South African telecoms giant MTN said Wednesday it had paid $250 million to the Nigerian government in a dispute over a $3.9 billion fine imposed last year for failing to disconnect unregistered users.
The company also said it had agreed to withdraw its legal challenge over the huge fine in a case that was adjourned in Lagos High Court to enable the two parties to try to negotiate a settlement.
“Pursuant to the ongoing engagement with the Nigerian Authorities, MTN Nigeria has today made a good faith payment of 50 billion naira ($250 million),” Johannesburg-based MTN said in a statement.
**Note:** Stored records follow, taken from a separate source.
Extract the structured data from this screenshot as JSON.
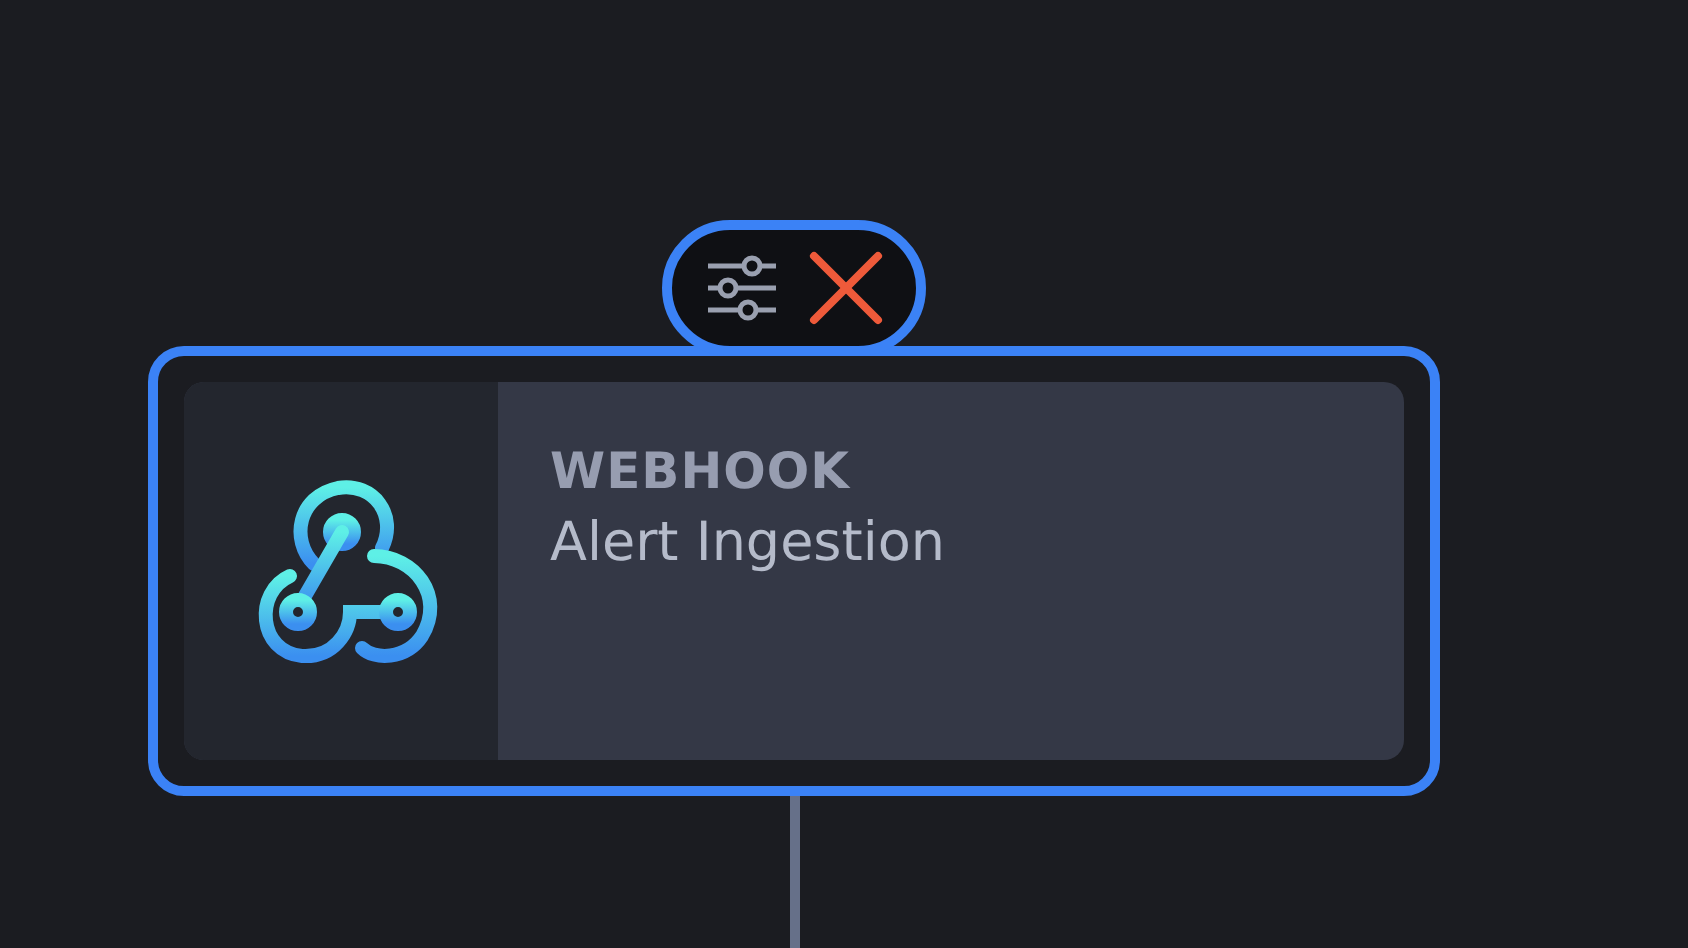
{
  "node": {
    "type": "WEBHOOK",
    "title": "Alert Ingestion",
    "selected": true
  }
}
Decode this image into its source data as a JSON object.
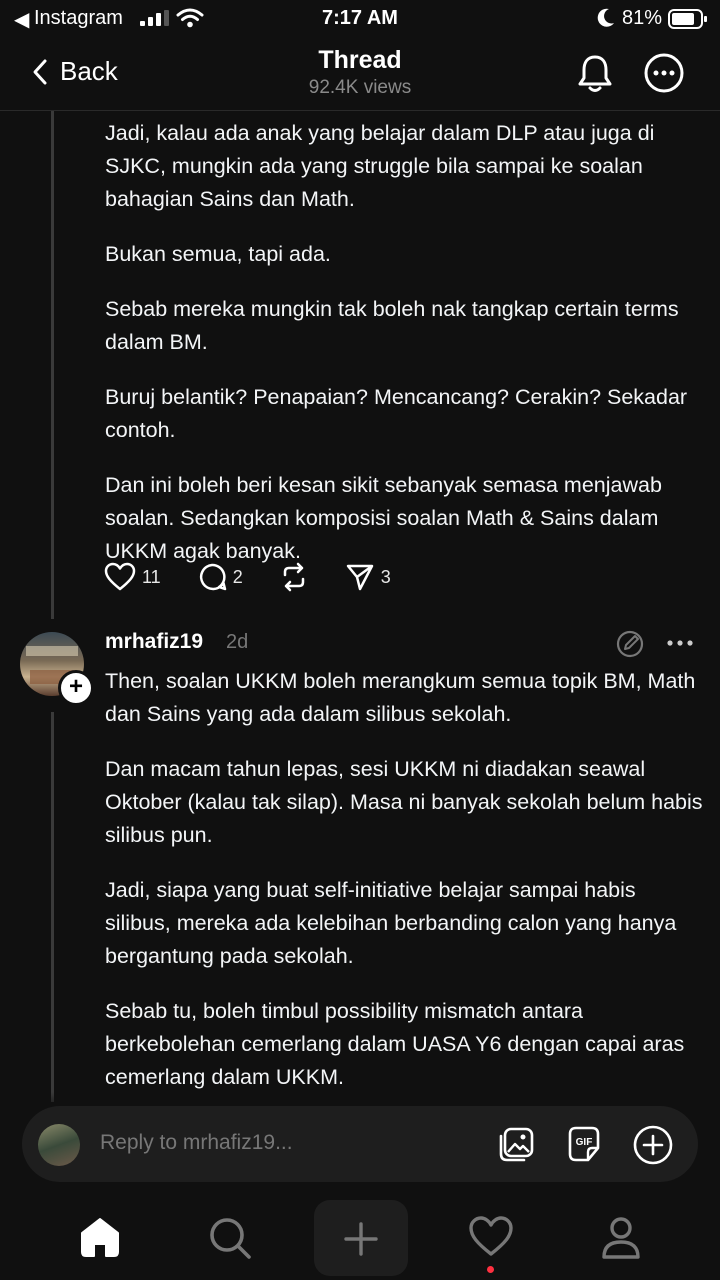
{
  "status_bar": {
    "back_app": "Instagram",
    "time": "7:17 AM",
    "battery": "81%"
  },
  "header": {
    "back_label": "Back",
    "title": "Thread",
    "views": "92.4K views"
  },
  "post1": {
    "paragraphs": [
      "Jadi, kalau ada anak yang belajar dalam DLP atau juga di SJKC, mungkin ada yang struggle bila sampai ke soalan bahagian Sains dan Math.",
      "Bukan semua, tapi ada.",
      "Sebab mereka mungkin tak boleh nak tangkap certain terms dalam BM.",
      "Buruj belantik? Penapaian?  Mencancang? Cerakin? Sekadar contoh.",
      "Dan ini boleh beri kesan sikit sebanyak semasa menjawab soalan. Sedangkan komposisi soalan Math & Sains dalam UKKM agak banyak."
    ],
    "likes": "11",
    "comments": "2",
    "shares": "3"
  },
  "post2": {
    "username": "mrhafiz19",
    "time_ago": "2d",
    "paragraphs": [
      "Then, soalan UKKM boleh merangkum semua topik BM, Math dan Sains yang ada dalam silibus sekolah.",
      "Dan macam tahun lepas, sesi UKKM ni diadakan seawal Oktober (kalau tak silap). Masa ni banyak sekolah belum habis silibus pun.",
      "Jadi, siapa yang buat self-initiative belajar sampai habis silibus, mereka ada kelebihan berbanding calon yang hanya bergantung pada sekolah.",
      "Sebab tu, boleh timbul possibility mismatch antara berkebolehan cemerlang dalam UASA Y6 dengan capai aras cemerlang dalam UKKM."
    ]
  },
  "reply": {
    "placeholder": "Reply to mrhafiz19..."
  }
}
In an effort to achieve an amicable settlement, MTN has agreed to withdraw the matter from the Federal High Court in Lagos.
The money was paid “on the basis that this will be applied towards a settlement, where one is eventually, hopefully arrived at,” the statement added.
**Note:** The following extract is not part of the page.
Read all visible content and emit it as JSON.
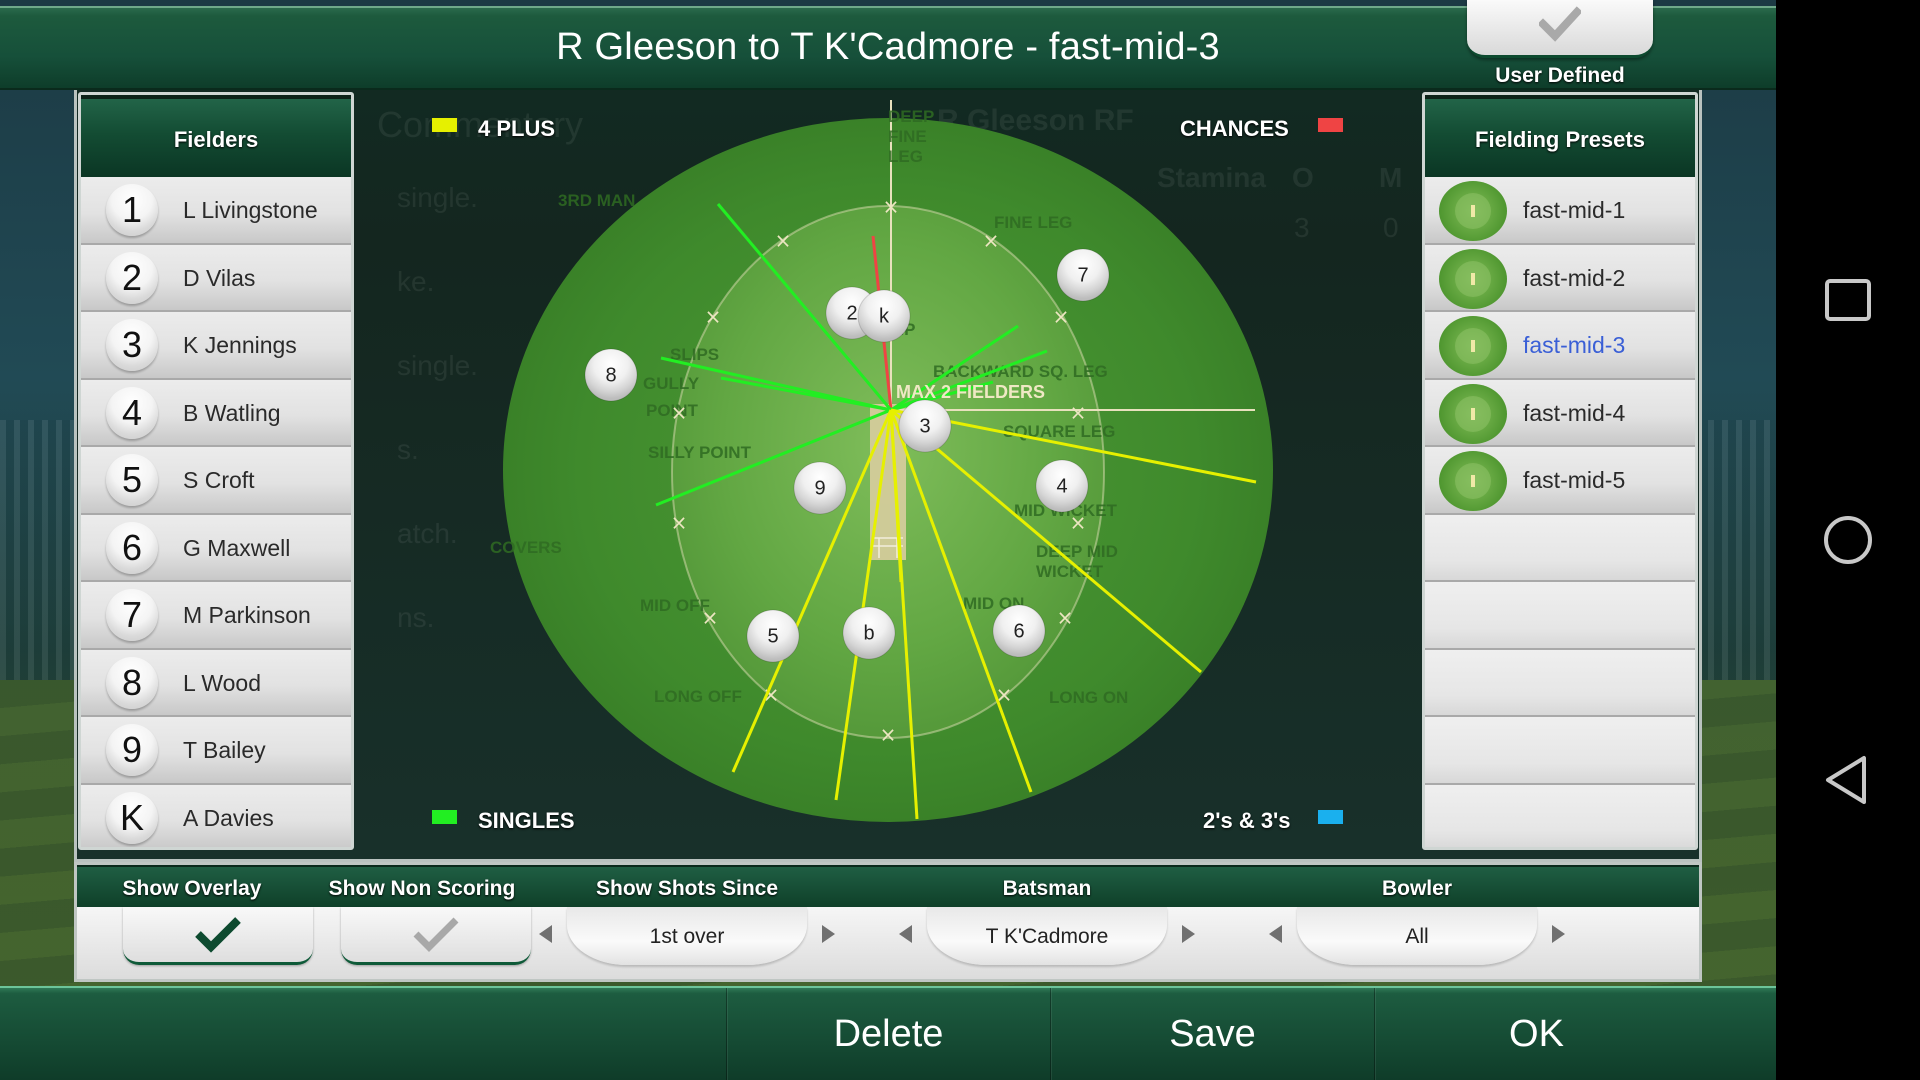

“In an effort to achieve an amicable settlement, MTN has agreed to withdraw the matter from the Federal High Court in Lagos.”
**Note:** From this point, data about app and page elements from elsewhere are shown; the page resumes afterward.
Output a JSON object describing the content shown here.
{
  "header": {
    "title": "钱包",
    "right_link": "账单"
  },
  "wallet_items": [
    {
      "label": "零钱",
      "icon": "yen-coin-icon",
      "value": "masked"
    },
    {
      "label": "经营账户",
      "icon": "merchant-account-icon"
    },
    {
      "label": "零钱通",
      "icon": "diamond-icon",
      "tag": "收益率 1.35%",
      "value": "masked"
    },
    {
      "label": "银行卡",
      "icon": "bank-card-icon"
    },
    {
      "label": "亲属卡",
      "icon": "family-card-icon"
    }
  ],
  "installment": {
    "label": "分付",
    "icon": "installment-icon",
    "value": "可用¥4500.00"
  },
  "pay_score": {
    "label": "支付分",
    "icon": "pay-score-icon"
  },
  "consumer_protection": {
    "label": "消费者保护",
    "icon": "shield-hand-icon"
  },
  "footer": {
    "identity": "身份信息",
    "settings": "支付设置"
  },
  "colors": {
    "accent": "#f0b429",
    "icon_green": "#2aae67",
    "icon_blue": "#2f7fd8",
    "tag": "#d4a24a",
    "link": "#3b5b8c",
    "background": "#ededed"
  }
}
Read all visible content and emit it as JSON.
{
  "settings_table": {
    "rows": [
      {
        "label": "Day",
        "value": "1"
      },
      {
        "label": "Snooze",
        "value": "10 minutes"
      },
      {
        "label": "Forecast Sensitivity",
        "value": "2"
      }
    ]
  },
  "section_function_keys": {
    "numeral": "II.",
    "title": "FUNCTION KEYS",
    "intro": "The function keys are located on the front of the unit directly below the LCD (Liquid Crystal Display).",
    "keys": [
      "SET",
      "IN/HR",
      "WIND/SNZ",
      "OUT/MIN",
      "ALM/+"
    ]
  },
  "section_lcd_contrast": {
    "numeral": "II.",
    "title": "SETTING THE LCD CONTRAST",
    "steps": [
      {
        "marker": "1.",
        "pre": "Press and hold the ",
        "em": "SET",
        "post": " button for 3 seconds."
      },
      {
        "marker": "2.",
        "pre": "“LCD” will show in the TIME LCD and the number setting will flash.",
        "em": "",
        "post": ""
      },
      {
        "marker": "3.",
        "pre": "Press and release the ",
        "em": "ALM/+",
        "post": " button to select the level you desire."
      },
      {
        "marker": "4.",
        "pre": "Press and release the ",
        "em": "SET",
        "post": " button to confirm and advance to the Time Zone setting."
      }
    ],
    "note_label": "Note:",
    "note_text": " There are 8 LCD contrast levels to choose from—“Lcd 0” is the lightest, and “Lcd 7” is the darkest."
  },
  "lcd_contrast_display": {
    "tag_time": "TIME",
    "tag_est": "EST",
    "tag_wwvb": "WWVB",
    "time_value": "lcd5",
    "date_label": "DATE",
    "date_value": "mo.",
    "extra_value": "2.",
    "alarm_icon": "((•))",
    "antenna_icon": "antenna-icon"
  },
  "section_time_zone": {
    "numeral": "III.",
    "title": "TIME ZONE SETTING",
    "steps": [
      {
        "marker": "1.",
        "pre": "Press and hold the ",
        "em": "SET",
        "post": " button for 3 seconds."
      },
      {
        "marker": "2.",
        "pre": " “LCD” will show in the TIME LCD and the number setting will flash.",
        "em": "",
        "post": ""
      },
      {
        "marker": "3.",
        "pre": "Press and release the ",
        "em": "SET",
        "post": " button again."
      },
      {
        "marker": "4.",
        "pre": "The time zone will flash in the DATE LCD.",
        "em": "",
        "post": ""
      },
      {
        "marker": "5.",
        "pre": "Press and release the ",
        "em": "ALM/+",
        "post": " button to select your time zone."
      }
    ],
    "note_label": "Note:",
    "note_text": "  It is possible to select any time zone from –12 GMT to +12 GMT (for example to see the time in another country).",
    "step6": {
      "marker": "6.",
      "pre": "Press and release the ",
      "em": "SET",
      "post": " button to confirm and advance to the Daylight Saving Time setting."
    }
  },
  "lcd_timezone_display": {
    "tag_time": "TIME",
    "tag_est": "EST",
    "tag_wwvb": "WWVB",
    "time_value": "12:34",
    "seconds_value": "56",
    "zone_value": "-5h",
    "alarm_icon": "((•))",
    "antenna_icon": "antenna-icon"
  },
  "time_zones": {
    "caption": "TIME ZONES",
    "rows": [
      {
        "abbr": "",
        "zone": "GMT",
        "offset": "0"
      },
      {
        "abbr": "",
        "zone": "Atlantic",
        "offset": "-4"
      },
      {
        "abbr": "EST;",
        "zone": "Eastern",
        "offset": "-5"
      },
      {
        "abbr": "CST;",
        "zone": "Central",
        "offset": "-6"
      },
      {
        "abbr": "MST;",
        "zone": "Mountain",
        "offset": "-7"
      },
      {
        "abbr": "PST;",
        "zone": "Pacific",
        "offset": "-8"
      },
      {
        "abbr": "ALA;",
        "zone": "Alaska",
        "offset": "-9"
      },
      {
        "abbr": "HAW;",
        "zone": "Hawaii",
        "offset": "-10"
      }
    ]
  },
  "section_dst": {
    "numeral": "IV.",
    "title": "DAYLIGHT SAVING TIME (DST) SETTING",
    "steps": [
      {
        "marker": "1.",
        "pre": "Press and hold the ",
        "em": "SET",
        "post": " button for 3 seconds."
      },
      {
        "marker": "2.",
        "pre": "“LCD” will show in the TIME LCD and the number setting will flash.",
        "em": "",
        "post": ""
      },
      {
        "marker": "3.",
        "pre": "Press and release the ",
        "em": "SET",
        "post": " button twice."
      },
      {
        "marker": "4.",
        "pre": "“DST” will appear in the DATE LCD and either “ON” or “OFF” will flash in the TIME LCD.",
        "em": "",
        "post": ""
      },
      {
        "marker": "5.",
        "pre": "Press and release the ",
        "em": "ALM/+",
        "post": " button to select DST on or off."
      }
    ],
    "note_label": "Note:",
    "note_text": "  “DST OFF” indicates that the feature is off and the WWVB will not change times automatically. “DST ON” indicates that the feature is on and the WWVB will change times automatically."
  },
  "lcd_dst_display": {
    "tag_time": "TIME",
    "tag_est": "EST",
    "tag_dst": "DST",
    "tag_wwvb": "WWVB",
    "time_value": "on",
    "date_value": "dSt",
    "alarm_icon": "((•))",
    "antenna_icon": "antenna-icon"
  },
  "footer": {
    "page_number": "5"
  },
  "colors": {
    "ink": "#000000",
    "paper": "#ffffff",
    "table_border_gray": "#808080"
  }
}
Nigeria, Africa’s most populous country, is the MTN group’s largest market, where it had more than 62.8 million subscribers by the second quarter of 2015.
MTN was slapped with the penalty in October 2015 after it missed a deadline to disconnect 5.1 million unregistered SIM cards.
The Nigerian Communications Commission (NCC), the country’s telecoms regulator, at the time cited security concerns over the inability to trace users in a country plagued by frequent kidnappings and an extremist Islamist insurgency, Boko Haram.
It imposed a $5.2 billion fine that was later reduced to $3.9 billion (3.6 billion euros) following an appeal by MTN.
The company issued a profit warning last week and said the Nigerian dispute was a factor in falling earnings.